[Dataset records]
:::

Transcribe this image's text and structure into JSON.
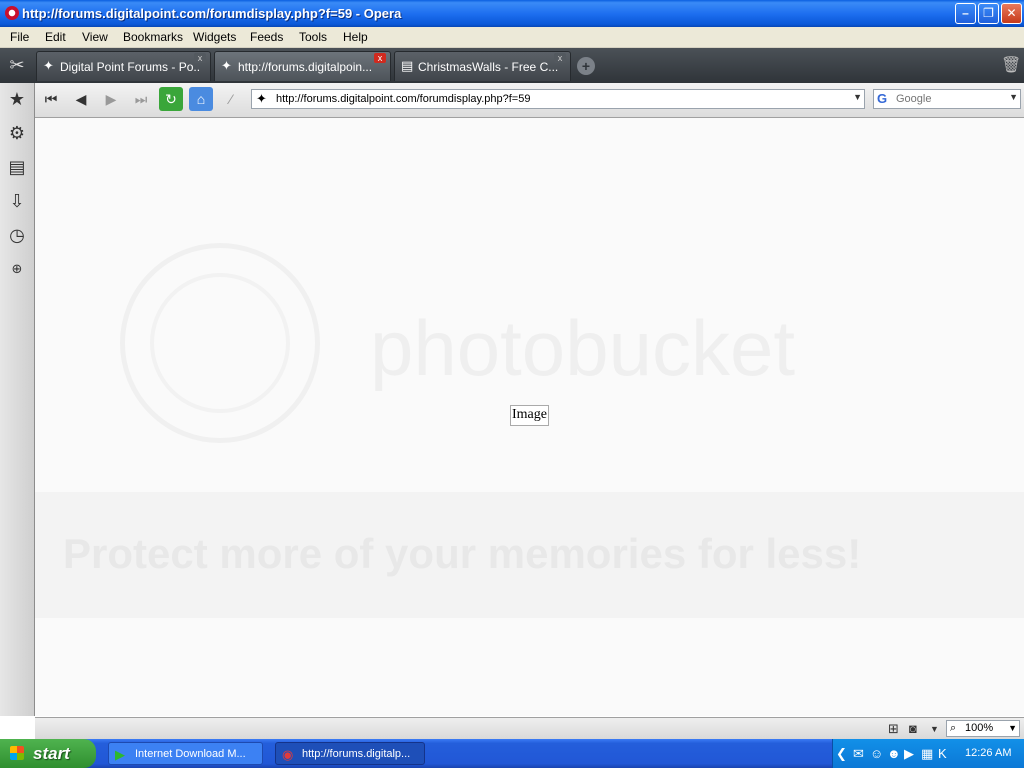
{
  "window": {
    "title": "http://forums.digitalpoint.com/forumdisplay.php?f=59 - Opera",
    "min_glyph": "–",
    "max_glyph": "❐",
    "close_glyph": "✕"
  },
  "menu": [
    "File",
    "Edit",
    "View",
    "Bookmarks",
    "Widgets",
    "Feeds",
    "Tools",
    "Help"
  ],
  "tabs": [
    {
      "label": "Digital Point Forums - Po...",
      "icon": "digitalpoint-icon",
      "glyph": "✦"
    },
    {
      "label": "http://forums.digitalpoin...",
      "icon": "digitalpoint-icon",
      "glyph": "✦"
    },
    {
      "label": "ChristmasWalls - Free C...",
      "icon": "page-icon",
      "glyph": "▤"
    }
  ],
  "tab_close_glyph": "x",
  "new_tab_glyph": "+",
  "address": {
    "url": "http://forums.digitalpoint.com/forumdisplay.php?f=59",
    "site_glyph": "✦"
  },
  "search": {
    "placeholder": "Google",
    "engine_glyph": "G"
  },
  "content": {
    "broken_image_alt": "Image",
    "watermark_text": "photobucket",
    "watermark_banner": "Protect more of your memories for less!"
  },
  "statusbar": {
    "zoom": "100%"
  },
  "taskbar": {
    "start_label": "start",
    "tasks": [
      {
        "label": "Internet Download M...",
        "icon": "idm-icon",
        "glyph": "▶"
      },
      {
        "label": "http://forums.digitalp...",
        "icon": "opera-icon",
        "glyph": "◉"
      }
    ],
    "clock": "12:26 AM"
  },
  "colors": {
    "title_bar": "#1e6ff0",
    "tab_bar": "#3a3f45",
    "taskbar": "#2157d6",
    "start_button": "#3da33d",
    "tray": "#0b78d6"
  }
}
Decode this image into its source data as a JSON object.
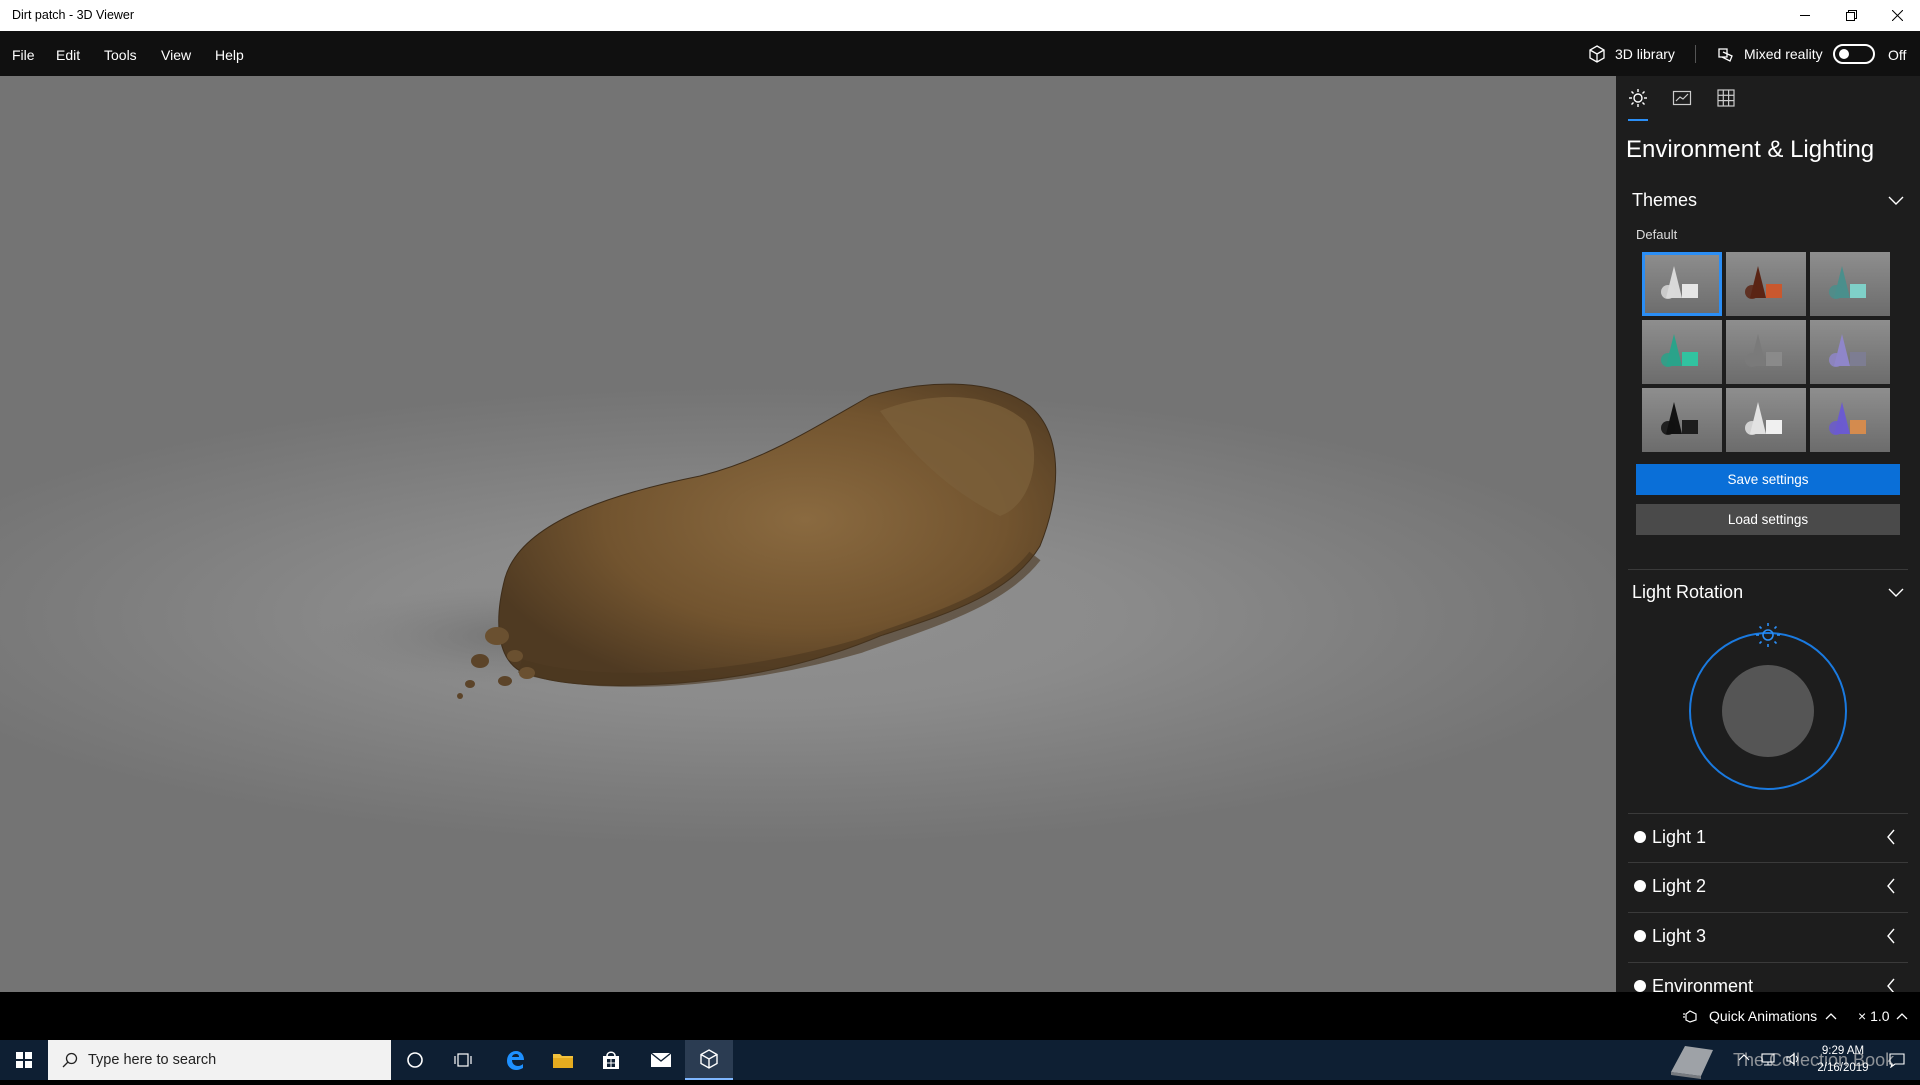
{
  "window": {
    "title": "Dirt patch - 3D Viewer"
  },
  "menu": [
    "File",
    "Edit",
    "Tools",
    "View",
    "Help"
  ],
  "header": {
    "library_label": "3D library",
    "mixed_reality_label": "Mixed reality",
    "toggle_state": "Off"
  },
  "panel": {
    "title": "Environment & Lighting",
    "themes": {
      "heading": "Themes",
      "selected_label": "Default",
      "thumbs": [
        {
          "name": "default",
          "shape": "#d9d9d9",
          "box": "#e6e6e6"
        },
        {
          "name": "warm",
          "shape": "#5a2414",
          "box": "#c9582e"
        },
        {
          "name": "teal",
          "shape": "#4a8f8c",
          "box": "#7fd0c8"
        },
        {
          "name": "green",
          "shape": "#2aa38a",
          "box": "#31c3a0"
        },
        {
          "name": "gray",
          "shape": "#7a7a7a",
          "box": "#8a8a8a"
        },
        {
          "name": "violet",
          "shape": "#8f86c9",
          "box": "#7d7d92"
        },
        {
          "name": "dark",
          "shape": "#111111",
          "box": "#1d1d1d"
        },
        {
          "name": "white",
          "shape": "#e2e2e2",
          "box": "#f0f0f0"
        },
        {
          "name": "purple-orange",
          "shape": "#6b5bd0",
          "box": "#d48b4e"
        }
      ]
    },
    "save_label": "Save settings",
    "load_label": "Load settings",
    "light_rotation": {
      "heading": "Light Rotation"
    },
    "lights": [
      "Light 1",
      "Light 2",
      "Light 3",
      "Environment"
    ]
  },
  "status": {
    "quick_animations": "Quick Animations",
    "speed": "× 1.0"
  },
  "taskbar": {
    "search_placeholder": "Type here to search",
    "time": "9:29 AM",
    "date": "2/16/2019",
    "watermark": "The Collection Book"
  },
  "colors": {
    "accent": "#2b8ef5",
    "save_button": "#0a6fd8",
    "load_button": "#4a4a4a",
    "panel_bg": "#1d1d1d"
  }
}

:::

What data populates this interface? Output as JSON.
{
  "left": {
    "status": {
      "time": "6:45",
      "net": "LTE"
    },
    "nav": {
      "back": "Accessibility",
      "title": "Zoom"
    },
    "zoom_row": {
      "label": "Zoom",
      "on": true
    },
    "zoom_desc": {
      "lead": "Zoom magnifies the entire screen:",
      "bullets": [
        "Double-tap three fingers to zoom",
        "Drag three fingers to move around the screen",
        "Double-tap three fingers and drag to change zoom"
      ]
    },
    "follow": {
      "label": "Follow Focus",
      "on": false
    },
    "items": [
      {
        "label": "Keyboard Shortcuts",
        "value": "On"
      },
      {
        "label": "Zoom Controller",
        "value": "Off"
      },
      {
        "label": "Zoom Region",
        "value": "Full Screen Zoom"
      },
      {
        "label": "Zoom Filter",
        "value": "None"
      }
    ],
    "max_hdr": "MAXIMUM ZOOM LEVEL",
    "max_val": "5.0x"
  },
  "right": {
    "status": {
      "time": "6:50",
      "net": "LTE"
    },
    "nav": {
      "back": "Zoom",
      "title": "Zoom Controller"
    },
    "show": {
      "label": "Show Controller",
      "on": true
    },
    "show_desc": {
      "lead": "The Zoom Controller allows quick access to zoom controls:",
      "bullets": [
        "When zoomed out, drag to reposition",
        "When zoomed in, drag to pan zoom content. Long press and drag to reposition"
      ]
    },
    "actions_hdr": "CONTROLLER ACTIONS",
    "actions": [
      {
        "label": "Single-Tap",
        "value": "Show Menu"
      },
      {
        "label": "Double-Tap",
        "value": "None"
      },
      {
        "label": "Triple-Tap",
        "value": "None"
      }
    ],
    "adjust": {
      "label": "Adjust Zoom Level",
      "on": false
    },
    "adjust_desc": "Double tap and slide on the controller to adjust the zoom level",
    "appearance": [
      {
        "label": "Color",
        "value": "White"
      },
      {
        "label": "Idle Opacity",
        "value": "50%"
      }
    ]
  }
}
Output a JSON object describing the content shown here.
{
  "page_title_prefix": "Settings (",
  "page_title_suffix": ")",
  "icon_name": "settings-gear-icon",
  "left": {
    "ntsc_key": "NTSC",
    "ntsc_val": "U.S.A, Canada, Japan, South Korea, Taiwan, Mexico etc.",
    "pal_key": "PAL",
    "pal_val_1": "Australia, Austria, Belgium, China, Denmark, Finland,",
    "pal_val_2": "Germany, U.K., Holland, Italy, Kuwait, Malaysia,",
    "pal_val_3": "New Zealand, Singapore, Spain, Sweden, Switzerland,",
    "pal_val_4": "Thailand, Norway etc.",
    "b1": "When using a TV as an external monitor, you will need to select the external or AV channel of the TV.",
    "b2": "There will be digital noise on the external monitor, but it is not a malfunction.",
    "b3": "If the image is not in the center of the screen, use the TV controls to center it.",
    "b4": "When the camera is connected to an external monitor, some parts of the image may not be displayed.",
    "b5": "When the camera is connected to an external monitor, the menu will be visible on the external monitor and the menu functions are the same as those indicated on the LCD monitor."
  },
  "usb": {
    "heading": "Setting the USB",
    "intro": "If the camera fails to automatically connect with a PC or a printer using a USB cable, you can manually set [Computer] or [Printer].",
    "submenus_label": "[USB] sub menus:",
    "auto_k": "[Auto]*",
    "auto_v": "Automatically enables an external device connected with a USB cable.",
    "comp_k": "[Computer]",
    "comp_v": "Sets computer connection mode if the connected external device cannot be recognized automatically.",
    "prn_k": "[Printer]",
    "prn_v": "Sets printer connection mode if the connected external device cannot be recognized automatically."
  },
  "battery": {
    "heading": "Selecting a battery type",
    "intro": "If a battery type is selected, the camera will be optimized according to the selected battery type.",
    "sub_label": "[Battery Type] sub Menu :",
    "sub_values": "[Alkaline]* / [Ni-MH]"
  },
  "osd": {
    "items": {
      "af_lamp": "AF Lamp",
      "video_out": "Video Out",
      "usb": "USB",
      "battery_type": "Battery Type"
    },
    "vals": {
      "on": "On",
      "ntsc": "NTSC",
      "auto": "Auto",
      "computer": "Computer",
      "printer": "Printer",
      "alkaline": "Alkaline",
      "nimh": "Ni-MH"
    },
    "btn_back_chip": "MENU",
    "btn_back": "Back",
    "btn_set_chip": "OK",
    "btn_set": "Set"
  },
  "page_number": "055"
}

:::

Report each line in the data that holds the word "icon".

» **SOLUTION FOR THIS PROBLEM**:
      "icon": "digitalpoint-icon",
      "icon": "digitalpoint-icon",
      "icon": "page-icon",
        "icon": "idm-icon",
        "icon": "opera-icon",
  "icon_name": "settings-gear-icon",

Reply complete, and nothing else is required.